On September 9, 2021, President Biden announced that he was directing the Department of Labor’s Occupational Safety and Health Administration (OSHA) to adopt Emergency Temporary Standards requiring many employers to mandate that their employees are vaccinated for COVID or tested weekly for COVID. The mandate will apply to employers with 100 or more employees and is expected to apply to nearly 80 million workers.
The new regulation gives employers options on how to comply, but California businesses must keep in mind state and local rules that may increase the relative cost of testing mandates. Specifically, California law may require that employers compensate employees both for the time spent taking a COVID test and for the cost of the test itself. Any employer considering this option should work with competent counsel to determine their obligations to cover the cost of testing and explore potential alternatives, such as in-house testing.
In addition, employers will need to design their policy with employee privacy in mind. First, employers should be careful about how they request information about vaccination and COVID status. The Americans with Disabilities Act (“ADA”) places limits on employers’ ability to inquire about employees' medical history and specific medical conditions, and also specifies when employers may request medical examinations of their employees. Employers should limit their questions only to vaccination and COVID status.
Second, employers collecting any medical information must comply with state laws regulating the collection, use, and disclosure of employee data. In California, the California Consumer Privacy Act (“CCPA”) requires employers to provide their California-resident employees with a privacy notice at or before the point of data collection. In addition, California's Confidentiality of Medical Information Act, restricts employers to requesting or using an employee’s "medical information" to certain circumstances. Employers must also "establish appropriate procedures to ensure the confidentiality and protection from unauthorized use and disclosure of that information."

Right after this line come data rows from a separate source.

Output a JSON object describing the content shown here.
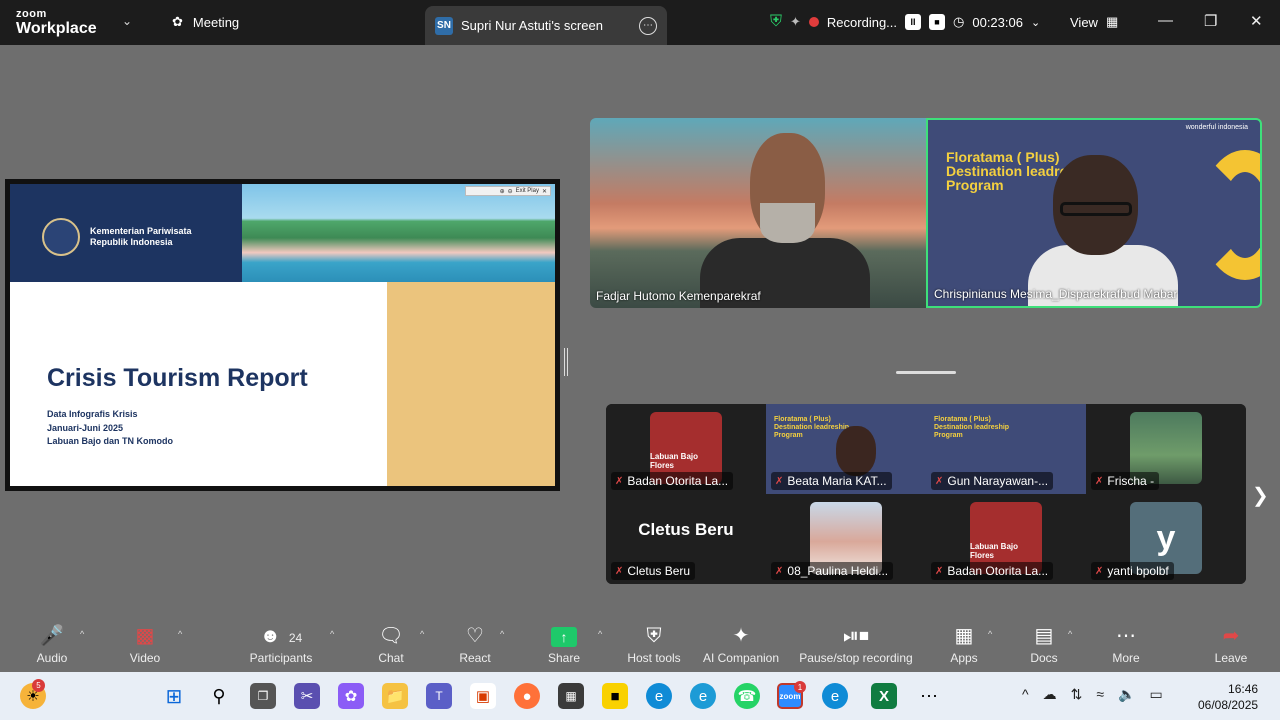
{
  "titlebar": {
    "logo_line1": "zoom",
    "logo_line2": "Workplace",
    "meeting_tab": "Meeting",
    "screen_tab_badge": "SN",
    "screen_tab": "Supri Nur Astuti's screen",
    "recording_label": "Recording...",
    "timer": "00:23:06",
    "view_label": "View"
  },
  "slide": {
    "ministry_line1": "Kementerian Pariwisata",
    "ministry_line2": "Republik Indonesia",
    "mini_toolbar": "Exit Play",
    "title": "Crisis Tourism Report",
    "sub1": "Data Infografis Krisis",
    "sub2": "Januari-Juni 2025",
    "sub3": "Labuan Bajo dan TN Komodo"
  },
  "speakers": [
    {
      "name": "Fadjar Hutomo Kemenparekraf"
    },
    {
      "name": "Chrispinianus Mesima_Disparekrafbud Mabar",
      "bg_title": "Floratama ( Plus) Destination leadre Program",
      "brand": "wonderful indonesia"
    }
  ],
  "gallery": [
    {
      "name": "Badan Otorita La...",
      "thumb": "Labuan Bajo Flores"
    },
    {
      "name": "Beata Maria KAT...",
      "flora": "Floratama ( Plus) Destination leadreship Program"
    },
    {
      "name": "Gun Narayawan-...",
      "flora": "Floratama ( Plus) Destination leadreship Program"
    },
    {
      "name": "Frischa -"
    },
    {
      "name": "Cletus Beru",
      "big": "Cletus Beru"
    },
    {
      "name": "08_Paulina Heldi..."
    },
    {
      "name": "Badan Otorita La...",
      "thumb": "Labuan Bajo Flores"
    },
    {
      "name": "yanti bpolbf",
      "letter": "y"
    }
  ],
  "toolbar": {
    "audio": "Audio",
    "video": "Video",
    "participants": "Participants",
    "participants_count": "24",
    "chat": "Chat",
    "react": "React",
    "share": "Share",
    "host_tools": "Host tools",
    "ai_companion": "AI Companion",
    "pause_recording": "Pause/stop recording",
    "apps": "Apps",
    "docs": "Docs",
    "more": "More",
    "leave": "Leave"
  },
  "taskbar": {
    "weather_badge": "5",
    "zoom_badge": "1",
    "time": "16:46",
    "date": "06/08/2025"
  },
  "colors": {
    "titlebar": "#1c1c1c",
    "meeting_bg": "#6e6e6e",
    "active_speaker_border": "#3ee07a",
    "share_green": "#1ec96a",
    "mute_red": "#e04848",
    "slide_navy": "#1d3461",
    "slide_gold": "#ebc47d"
  }
}
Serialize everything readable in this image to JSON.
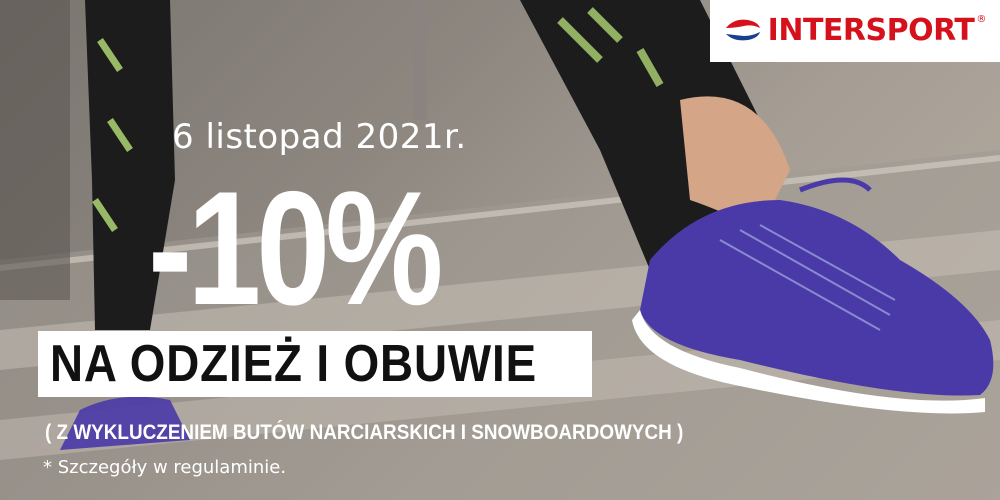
{
  "brand": {
    "name": "INTERSPORT",
    "registered": "®",
    "brand_color": "#d5121b"
  },
  "promo": {
    "date": "6 listopad 2021r.",
    "discount": "-10%",
    "headline": "NA ODZIEŻ I OBUWIE",
    "exclusion": "( Z WYKLUCZENIEM BUTÓW NARCIARSKICH I SNOWBOARDOWYCH )",
    "note": "* Szczegóły w regulaminie."
  },
  "colors": {
    "shoe": "#4a3aa8",
    "legging": "#1c1c1c",
    "accent_lime": "#b8e27a"
  }
}
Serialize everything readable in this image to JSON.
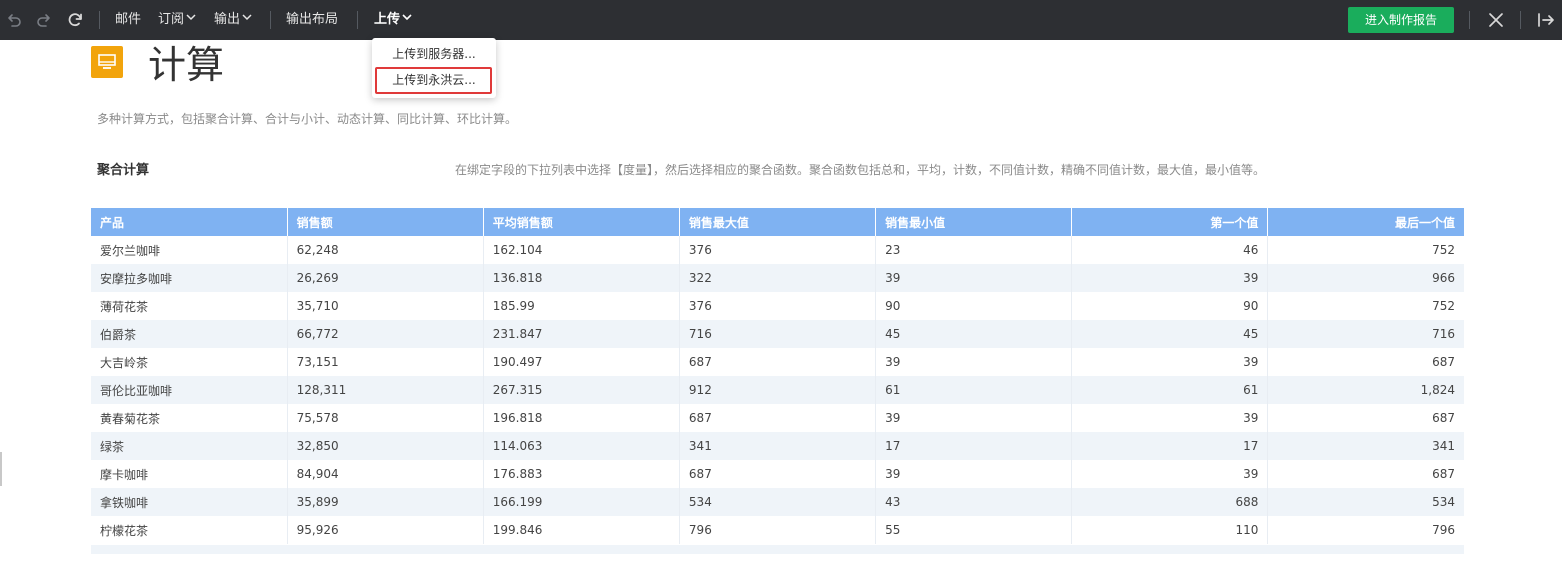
{
  "toolbar": {
    "icons": [
      "undo-icon",
      "redo-icon",
      "refresh-icon",
      "close-icon",
      "exit-icon"
    ],
    "mail_label": "邮件",
    "subscribe_label": "订阅",
    "export_label": "输出",
    "export_layout_label": "输出布局",
    "upload_label": "上传",
    "enter_report_label": "进入制作报告",
    "accent": "#1aad5c",
    "background": "#2d2f33"
  },
  "upload_menu": {
    "items": [
      {
        "label": "上传到服务器..."
      },
      {
        "label": "上传到永洪云..."
      }
    ],
    "highlight_color": "#e03a3a"
  },
  "page": {
    "icon": "monitor-icon",
    "icon_color": "#f2a40c",
    "title": "计算",
    "description": "多种计算方式，包括聚合计算、合计与小计、动态计算、同比计算、环比计算。"
  },
  "section": {
    "title": "聚合计算",
    "description": "在绑定字段的下拉列表中选择【度量】，然后选择相应的聚合函数。聚合函数包括总和，平均，计数，不同值计数，精确不同值计数，最大值，最小值等。"
  },
  "table": {
    "header_color": "#7fb2f2",
    "columns": [
      "产品",
      "销售额",
      "平均销售额",
      "销售最大值",
      "销售最小值",
      "第一个值",
      "最后一个值"
    ],
    "rows": [
      [
        "爱尔兰咖啡",
        "62,248",
        "162.104",
        "376",
        "23",
        "46",
        "752"
      ],
      [
        "安摩拉多咖啡",
        "26,269",
        "136.818",
        "322",
        "39",
        "39",
        "966"
      ],
      [
        "薄荷花茶",
        "35,710",
        "185.99",
        "376",
        "90",
        "90",
        "752"
      ],
      [
        "伯爵茶",
        "66,772",
        "231.847",
        "716",
        "45",
        "45",
        "716"
      ],
      [
        "大吉岭茶",
        "73,151",
        "190.497",
        "687",
        "39",
        "39",
        "687"
      ],
      [
        "哥伦比亚咖啡",
        "128,311",
        "267.315",
        "912",
        "61",
        "61",
        "1,824"
      ],
      [
        "黄春菊花茶",
        "75,578",
        "196.818",
        "687",
        "39",
        "39",
        "687"
      ],
      [
        "绿茶",
        "32,850",
        "114.063",
        "341",
        "17",
        "17",
        "341"
      ],
      [
        "摩卡咖啡",
        "84,904",
        "176.883",
        "687",
        "39",
        "39",
        "687"
      ],
      [
        "拿铁咖啡",
        "35,899",
        "166.199",
        "534",
        "43",
        "688",
        "534"
      ],
      [
        "柠檬花茶",
        "95,926",
        "199.846",
        "796",
        "55",
        "110",
        "796"
      ]
    ]
  }
}
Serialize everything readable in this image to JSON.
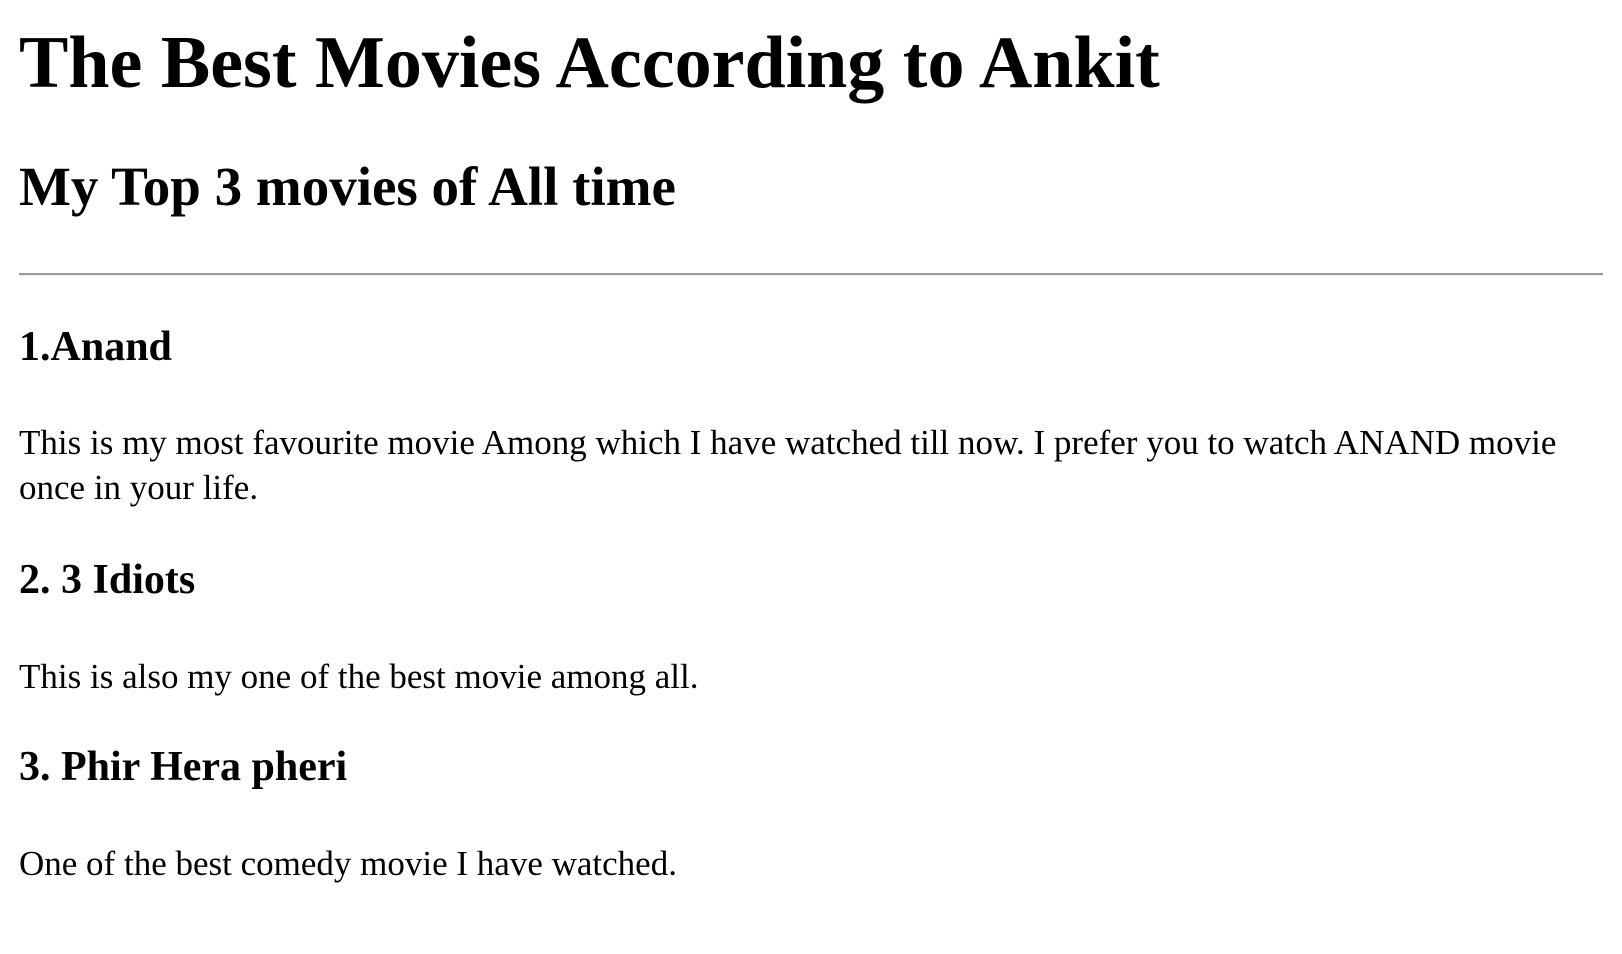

Finally, once any medical information is collected about an employee, it must be stored in a secure method and access must be limited to authorized personnel. The unauthorized access of medical information may give rise to a private lawsuit under California law, and the CCPA makes bringing such suits as class actions much easier. The security of this data should be a first-order issue when planning to ask employees about vaccination status and COVID test results.
We will get more information in the coming days and weeks about the proposed Emergency Temporary Standard. Every business with 100 or more employees (or a number close to that) should start considering their options now, especially as this mandate may sharply increase demand for testing. Scali Rasmussen can help you update your COVID Prevention Plan so that you are in compliance with the law, while avoiding the pitfalls of California law.